Description of the task:
Below are the records. Gather each line that holds "structured".

═══ Record excerpts ═══

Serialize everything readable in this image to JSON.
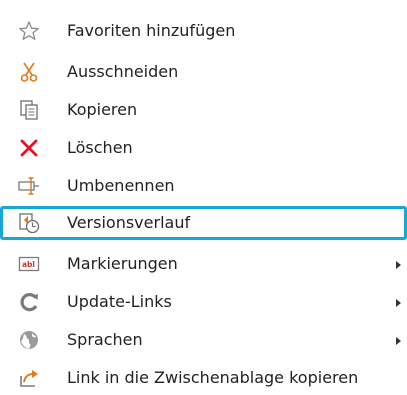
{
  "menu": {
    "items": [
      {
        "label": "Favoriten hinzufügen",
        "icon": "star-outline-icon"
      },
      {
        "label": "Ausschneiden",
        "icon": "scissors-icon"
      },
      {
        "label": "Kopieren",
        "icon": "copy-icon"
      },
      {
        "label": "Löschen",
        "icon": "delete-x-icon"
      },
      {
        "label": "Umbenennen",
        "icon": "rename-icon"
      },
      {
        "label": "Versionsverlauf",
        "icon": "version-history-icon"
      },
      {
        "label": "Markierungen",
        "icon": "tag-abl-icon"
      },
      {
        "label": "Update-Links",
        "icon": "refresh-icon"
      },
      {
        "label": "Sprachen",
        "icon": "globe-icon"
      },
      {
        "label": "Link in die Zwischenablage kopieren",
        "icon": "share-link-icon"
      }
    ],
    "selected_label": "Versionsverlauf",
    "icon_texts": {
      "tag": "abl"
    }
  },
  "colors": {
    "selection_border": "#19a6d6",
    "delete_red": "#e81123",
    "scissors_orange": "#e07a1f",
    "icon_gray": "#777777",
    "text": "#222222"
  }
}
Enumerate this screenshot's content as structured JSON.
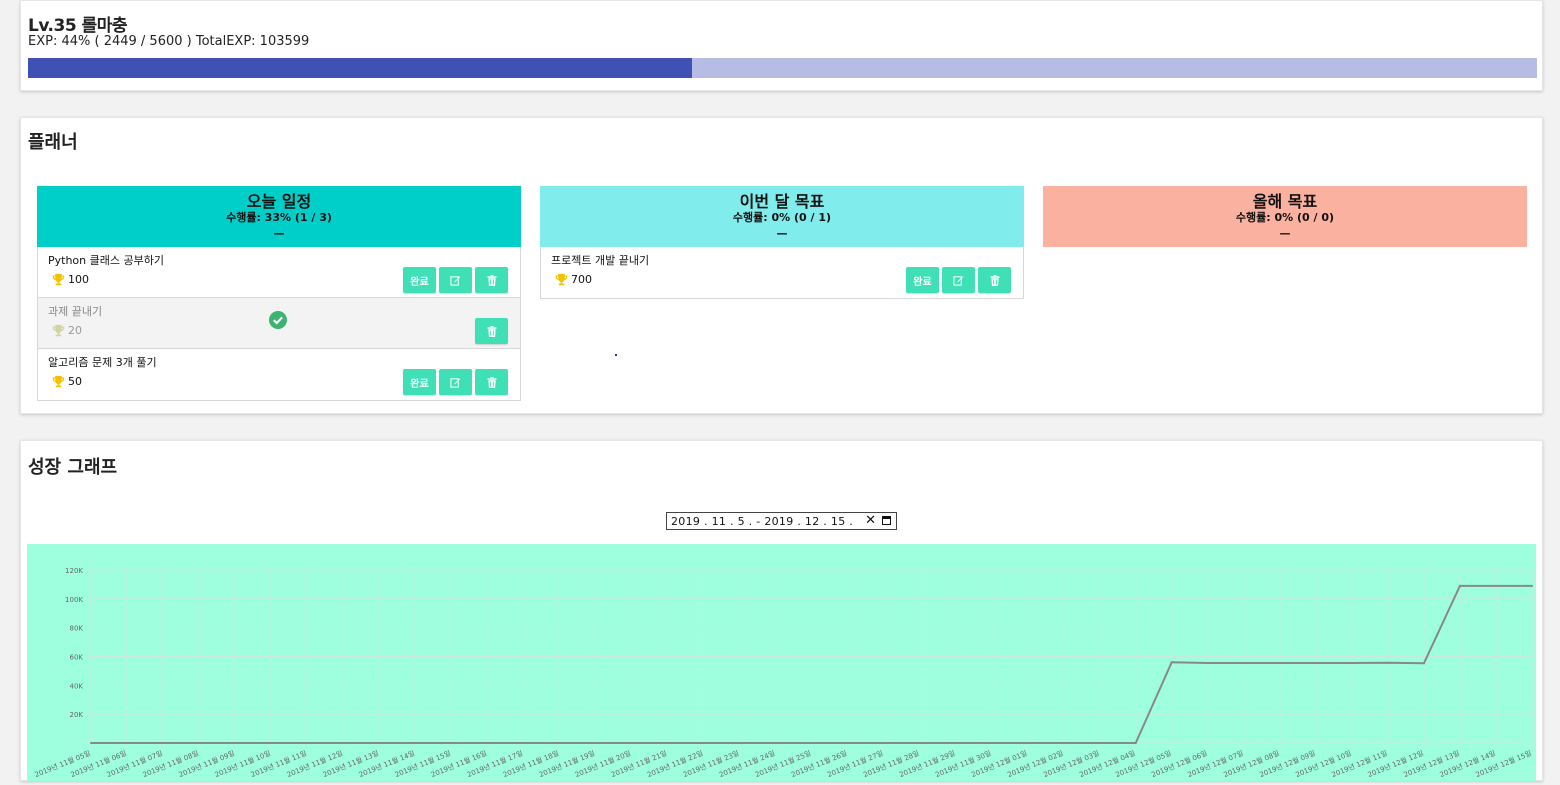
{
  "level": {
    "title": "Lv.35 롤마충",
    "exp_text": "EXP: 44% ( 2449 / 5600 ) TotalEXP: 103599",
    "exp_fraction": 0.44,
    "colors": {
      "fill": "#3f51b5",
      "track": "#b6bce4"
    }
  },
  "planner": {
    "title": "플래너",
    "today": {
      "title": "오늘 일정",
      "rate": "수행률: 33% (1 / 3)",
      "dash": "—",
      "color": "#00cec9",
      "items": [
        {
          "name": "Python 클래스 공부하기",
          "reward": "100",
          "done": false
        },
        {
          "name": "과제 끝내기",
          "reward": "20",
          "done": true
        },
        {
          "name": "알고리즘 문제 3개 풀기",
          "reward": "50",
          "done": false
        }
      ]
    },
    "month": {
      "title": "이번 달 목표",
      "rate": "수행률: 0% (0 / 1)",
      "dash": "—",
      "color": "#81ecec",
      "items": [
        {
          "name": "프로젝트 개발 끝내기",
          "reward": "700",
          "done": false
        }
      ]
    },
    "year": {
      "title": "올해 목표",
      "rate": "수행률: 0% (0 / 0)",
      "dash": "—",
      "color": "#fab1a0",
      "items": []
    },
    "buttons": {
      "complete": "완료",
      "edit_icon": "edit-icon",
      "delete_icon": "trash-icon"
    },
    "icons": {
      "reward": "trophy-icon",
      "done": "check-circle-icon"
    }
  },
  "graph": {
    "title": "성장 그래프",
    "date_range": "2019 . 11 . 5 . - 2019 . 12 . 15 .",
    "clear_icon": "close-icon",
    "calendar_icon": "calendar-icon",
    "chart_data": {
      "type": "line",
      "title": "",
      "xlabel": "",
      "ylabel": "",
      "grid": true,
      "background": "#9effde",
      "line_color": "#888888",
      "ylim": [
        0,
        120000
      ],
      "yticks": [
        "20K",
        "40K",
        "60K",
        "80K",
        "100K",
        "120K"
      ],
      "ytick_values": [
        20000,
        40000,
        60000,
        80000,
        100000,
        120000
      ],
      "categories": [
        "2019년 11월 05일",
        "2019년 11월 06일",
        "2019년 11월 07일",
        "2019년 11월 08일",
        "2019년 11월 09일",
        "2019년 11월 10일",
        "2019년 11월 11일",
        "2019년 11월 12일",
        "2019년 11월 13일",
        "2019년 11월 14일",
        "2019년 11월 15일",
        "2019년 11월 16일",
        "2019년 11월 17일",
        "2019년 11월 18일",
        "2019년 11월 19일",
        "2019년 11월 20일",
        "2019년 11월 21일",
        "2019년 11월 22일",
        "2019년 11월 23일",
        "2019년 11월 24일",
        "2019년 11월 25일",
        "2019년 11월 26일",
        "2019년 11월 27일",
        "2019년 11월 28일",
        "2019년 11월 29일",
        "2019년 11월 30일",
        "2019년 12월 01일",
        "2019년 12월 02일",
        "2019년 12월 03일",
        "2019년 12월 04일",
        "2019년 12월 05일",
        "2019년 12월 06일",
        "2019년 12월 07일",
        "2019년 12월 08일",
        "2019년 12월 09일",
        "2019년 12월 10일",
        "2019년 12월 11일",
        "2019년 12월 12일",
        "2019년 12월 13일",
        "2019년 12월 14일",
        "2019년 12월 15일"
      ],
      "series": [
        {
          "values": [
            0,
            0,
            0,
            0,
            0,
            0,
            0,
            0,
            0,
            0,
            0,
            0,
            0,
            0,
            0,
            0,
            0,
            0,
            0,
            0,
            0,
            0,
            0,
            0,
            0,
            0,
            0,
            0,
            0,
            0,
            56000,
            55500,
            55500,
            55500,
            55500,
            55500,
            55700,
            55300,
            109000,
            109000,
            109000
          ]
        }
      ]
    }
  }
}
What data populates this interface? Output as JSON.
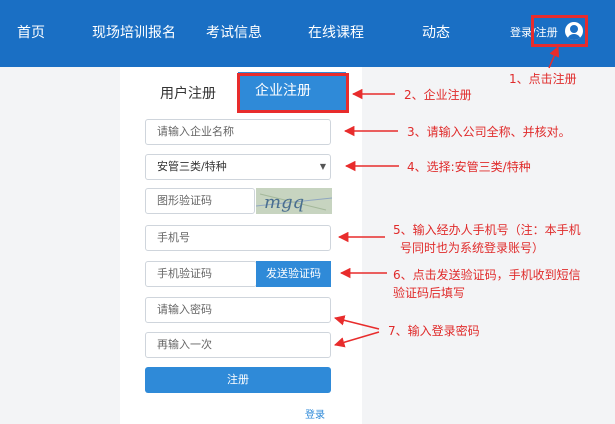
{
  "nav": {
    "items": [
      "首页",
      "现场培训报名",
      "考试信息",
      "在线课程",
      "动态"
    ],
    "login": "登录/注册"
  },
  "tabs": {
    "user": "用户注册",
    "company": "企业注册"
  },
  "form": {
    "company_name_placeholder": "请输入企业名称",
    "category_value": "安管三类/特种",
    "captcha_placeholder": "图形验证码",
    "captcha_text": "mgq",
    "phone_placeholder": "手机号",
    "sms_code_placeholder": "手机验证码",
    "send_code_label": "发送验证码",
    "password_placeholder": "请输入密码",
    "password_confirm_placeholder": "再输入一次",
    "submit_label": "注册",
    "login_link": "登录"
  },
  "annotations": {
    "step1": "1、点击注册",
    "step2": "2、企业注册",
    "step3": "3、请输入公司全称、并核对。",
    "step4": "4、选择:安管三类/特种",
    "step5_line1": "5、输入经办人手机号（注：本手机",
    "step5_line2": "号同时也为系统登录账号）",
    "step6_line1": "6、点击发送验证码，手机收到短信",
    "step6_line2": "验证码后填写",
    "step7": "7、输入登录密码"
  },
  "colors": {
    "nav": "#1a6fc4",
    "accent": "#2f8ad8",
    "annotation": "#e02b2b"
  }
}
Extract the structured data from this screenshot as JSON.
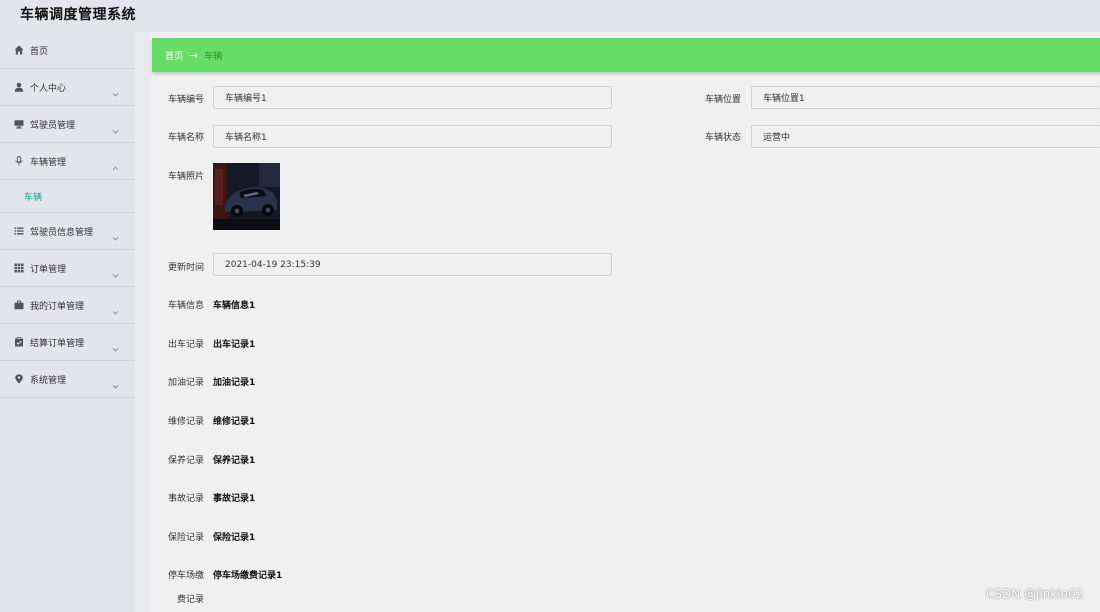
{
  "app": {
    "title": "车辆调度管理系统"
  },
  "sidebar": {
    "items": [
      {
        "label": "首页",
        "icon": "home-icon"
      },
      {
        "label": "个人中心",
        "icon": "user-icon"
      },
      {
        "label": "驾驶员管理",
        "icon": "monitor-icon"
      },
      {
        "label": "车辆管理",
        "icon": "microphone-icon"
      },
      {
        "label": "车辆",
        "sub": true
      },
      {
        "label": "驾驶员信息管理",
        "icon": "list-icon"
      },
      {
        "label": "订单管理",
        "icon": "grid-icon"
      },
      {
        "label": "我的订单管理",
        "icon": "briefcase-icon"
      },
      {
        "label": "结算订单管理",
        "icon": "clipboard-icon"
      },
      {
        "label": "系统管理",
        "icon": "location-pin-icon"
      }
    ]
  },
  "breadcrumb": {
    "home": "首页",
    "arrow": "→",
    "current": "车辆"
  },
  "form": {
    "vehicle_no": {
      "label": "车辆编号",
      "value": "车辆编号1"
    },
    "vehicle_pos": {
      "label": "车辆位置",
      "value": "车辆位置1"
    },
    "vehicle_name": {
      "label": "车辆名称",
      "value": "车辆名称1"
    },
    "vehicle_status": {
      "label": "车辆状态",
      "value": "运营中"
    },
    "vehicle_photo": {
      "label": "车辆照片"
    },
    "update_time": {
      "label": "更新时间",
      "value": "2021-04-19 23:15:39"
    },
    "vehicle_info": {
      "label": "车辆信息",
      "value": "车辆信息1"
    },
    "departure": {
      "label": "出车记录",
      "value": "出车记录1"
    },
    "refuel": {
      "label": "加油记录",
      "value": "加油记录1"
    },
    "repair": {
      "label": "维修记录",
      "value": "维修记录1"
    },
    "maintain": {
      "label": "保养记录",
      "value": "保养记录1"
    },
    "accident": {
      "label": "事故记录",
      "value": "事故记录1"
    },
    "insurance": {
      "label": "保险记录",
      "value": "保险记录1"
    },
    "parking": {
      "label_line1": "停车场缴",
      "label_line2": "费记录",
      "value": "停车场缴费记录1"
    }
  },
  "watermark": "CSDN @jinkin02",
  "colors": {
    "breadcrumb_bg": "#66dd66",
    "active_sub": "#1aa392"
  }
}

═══

Worked solution:
Enumerate this screenshot's content as structured JSON.
Extract the structured data from this screenshot as JSON.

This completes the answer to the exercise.